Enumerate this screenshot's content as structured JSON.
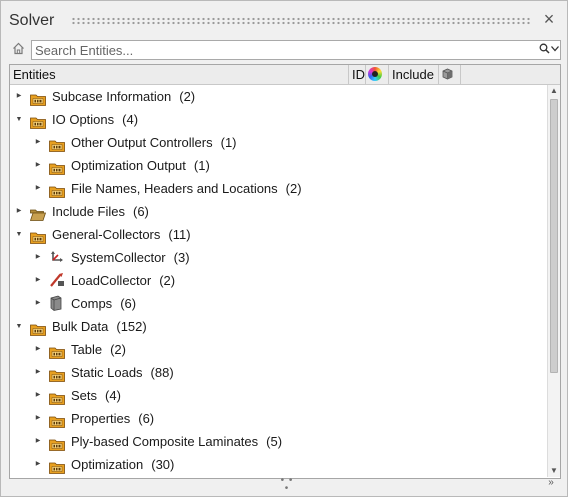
{
  "panel": {
    "title": "Solver",
    "close_icon": "×"
  },
  "search": {
    "placeholder": "Search Entities..."
  },
  "columns": {
    "entities": "Entities",
    "id": "ID",
    "include": "Include"
  },
  "tree": [
    {
      "label": "Subcase Information",
      "count": "(2)",
      "level": 0,
      "expanded": false,
      "icon": "folder-icon"
    },
    {
      "label": "IO Options",
      "count": "(4)",
      "level": 0,
      "expanded": true,
      "icon": "folder-icon"
    },
    {
      "label": "Other Output Controllers",
      "count": "(1)",
      "level": 1,
      "expanded": false,
      "icon": "folder-icon"
    },
    {
      "label": "Optimization Output",
      "count": "(1)",
      "level": 1,
      "expanded": false,
      "icon": "folder-icon"
    },
    {
      "label": "File Names, Headers and Locations",
      "count": "(2)",
      "level": 1,
      "expanded": false,
      "icon": "folder-icon"
    },
    {
      "label": "Include Files",
      "count": "(6)",
      "level": 0,
      "expanded": false,
      "icon": "open-folder-icon"
    },
    {
      "label": "General-Collectors",
      "count": "(11)",
      "level": 0,
      "expanded": true,
      "icon": "folder-icon"
    },
    {
      "label": "SystemCollector",
      "count": "(3)",
      "level": 1,
      "expanded": false,
      "icon": "system-collector-icon"
    },
    {
      "label": "LoadCollector",
      "count": "(2)",
      "level": 1,
      "expanded": false,
      "icon": "load-collector-icon"
    },
    {
      "label": "Comps",
      "count": "(6)",
      "level": 1,
      "expanded": false,
      "icon": "component-icon"
    },
    {
      "label": "Bulk Data",
      "count": "(152)",
      "level": 0,
      "expanded": true,
      "icon": "folder-icon"
    },
    {
      "label": "Table",
      "count": "(2)",
      "level": 1,
      "expanded": false,
      "icon": "folder-icon"
    },
    {
      "label": "Static Loads",
      "count": "(88)",
      "level": 1,
      "expanded": false,
      "icon": "folder-icon"
    },
    {
      "label": "Sets",
      "count": "(4)",
      "level": 1,
      "expanded": false,
      "icon": "folder-icon"
    },
    {
      "label": "Properties",
      "count": "(6)",
      "level": 1,
      "expanded": false,
      "icon": "folder-icon"
    },
    {
      "label": "Ply-based Composite Laminates",
      "count": "(5)",
      "level": 1,
      "expanded": false,
      "icon": "folder-icon"
    },
    {
      "label": "Optimization",
      "count": "(30)",
      "level": 1,
      "expanded": false,
      "icon": "folder-icon"
    }
  ],
  "colors": {
    "folder": "#e8a020",
    "folder_dark": "#7a4a08",
    "panel_bg": "#f0f0f0",
    "grid_bg": "#ffffff"
  }
}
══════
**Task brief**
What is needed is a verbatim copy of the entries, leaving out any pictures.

**Result below**
Enumerate this screenshot's content as structured JSON.
{
  "panel": {
    "title": "Solver",
    "close_icon": "×"
  },
  "search": {
    "placeholder": "Search Entities..."
  },
  "columns": {
    "entities": "Entities",
    "id": "ID",
    "include": "Include"
  },
  "tree": [
    {
      "label": "Subcase Information",
      "count": "(2)",
      "level": 0,
      "expanded": false,
      "icon": "folder-icon"
    },
    {
      "label": "IO Options",
      "count": "(4)",
      "level": 0,
      "expanded": true,
      "icon": "folder-icon"
    },
    {
      "label": "Other Output Controllers",
      "count": "(1)",
      "level": 1,
      "expanded": false,
      "icon": "folder-icon"
    },
    {
      "label": "Optimization Output",
      "count": "(1)",
      "level": 1,
      "expanded": false,
      "icon": "folder-icon"
    },
    {
      "label": "File Names, Headers and Locations",
      "count": "(2)",
      "level": 1,
      "expanded": false,
      "icon": "folder-icon"
    },
    {
      "label": "Include Files",
      "count": "(6)",
      "level": 0,
      "expanded": false,
      "icon": "open-folder-icon"
    },
    {
      "label": "General-Collectors",
      "count": "(11)",
      "level": 0,
      "expanded": true,
      "icon": "folder-icon"
    },
    {
      "label": "SystemCollector",
      "count": "(3)",
      "level": 1,
      "expanded": false,
      "icon": "system-collector-icon"
    },
    {
      "label": "LoadCollector",
      "count": "(2)",
      "level": 1,
      "expanded": false,
      "icon": "load-collector-icon"
    },
    {
      "label": "Comps",
      "count": "(6)",
      "level": 1,
      "expanded": false,
      "icon": "component-icon"
    },
    {
      "label": "Bulk Data",
      "count": "(152)",
      "level": 0,
      "expanded": true,
      "icon": "folder-icon"
    },
    {
      "label": "Table",
      "count": "(2)",
      "level": 1,
      "expanded": false,
      "icon": "folder-icon"
    },
    {
      "label": "Static Loads",
      "count": "(88)",
      "level": 1,
      "expanded": false,
      "icon": "folder-icon"
    },
    {
      "label": "Sets",
      "count": "(4)",
      "level": 1,
      "expanded": false,
      "icon": "folder-icon"
    },
    {
      "label": "Properties",
      "count": "(6)",
      "level": 1,
      "expanded": false,
      "icon": "folder-icon"
    },
    {
      "label": "Ply-based Composite Laminates",
      "count": "(5)",
      "level": 1,
      "expanded": false,
      "icon": "folder-icon"
    },
    {
      "label": "Optimization",
      "count": "(30)",
      "level": 1,
      "expanded": false,
      "icon": "folder-icon"
    }
  ],
  "colors": {
    "folder": "#e8a020",
    "folder_dark": "#7a4a08",
    "panel_bg": "#f0f0f0",
    "grid_bg": "#ffffff"
  }
}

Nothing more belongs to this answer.